        swap_index = random.randint(0, len(items) - 1)
        temp = items[swap_index]

        items[swap_index] = items[i]
        items[i] = temp

    return items

items = ['a', 'b', 'c']

shuffles = [
    for _ in xrange(0, NUMBER_OF_SIMULATIONS)

for item in items:
    for i in xrange(0, len(items)):
        print "Number of times {} is in position {}: {}".format(
                x for x in shuffles
                if x[i] == item

    print ''


Number of times a is in position 0: 33179
Number of times a is in position 1: 33583
Number of times a is in position 2: 33238

Number of times b is in position 0: 37213
Number of times b is in position 1: 29807
Number of times b is in position 2: 32980

Number of times c is in position 0: 29608
Number of times c is in position 1: 36610
Number of times c is in position 2: 33782


At first glance, our implementation seems simple and robust. We loop over the entire list, exchanging the current element we are visiting with one in a randomly chosen position. If we just look at the positional frequency of the first element in the deck of items that we are shuffling, our implementation seems fine. But, when we look at the position frequency for all the remaining items, we notice that this is actually a biased implementation. It is easy to empirically see that our implementation is flawed.

But, is there a counting strategy (similar to the pigeonhole principle) that can help us understand what is going on? If we look at our implementation for the example input, we see that we “shuffle” three times and in each of those shuffles, the current item that we are visiting may be exchanged to any of the three positions. So, our algorithm has 3^3 = 27 potential outcomes. But, if we consider the possible permutations (order matters) of three items, it is 3! = 6. Since the 27 equally likely outcomes of our algorithm cannot be evenly divided into the 6 possible permutations of 3 items, our algorithm must be biased.

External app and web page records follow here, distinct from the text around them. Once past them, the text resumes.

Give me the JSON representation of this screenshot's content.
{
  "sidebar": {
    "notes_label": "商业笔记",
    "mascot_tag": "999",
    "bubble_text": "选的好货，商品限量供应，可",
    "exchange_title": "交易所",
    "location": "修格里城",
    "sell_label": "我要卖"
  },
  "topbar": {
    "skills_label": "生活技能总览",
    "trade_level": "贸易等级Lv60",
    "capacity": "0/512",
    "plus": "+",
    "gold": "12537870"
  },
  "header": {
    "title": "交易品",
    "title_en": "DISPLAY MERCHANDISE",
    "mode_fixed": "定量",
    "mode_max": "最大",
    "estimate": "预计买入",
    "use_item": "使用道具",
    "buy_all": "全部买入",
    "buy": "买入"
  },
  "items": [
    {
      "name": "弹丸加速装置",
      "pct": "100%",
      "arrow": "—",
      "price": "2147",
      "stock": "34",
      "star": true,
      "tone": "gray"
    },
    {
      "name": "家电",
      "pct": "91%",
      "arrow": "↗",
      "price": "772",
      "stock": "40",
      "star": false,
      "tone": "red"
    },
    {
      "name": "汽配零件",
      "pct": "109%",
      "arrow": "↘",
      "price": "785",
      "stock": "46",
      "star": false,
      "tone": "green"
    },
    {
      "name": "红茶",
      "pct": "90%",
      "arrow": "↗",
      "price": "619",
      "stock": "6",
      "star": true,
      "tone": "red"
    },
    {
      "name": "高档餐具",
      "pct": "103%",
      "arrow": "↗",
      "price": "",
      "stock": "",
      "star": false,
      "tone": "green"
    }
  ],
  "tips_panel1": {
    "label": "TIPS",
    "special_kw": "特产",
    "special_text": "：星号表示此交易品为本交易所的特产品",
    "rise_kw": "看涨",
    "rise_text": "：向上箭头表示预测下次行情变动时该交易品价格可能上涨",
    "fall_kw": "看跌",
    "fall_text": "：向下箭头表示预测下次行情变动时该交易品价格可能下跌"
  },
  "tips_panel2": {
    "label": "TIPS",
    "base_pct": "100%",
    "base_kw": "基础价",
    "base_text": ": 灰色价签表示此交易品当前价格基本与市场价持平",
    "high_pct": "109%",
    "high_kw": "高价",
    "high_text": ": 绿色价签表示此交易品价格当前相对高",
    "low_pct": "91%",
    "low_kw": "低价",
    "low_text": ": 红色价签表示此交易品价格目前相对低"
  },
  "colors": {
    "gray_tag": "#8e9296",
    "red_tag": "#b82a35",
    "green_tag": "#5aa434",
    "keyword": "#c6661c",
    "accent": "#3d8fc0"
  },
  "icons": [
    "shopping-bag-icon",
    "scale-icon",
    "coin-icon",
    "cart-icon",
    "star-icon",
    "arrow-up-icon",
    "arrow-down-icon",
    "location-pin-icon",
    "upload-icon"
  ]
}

  • Randomness can surprise our intuition
  • Randomness and cryptography are first cousins; it isn’t obvious when you make a mistake, but it is fatal
  • Counting strategies can help us understand problems where our intuition fails us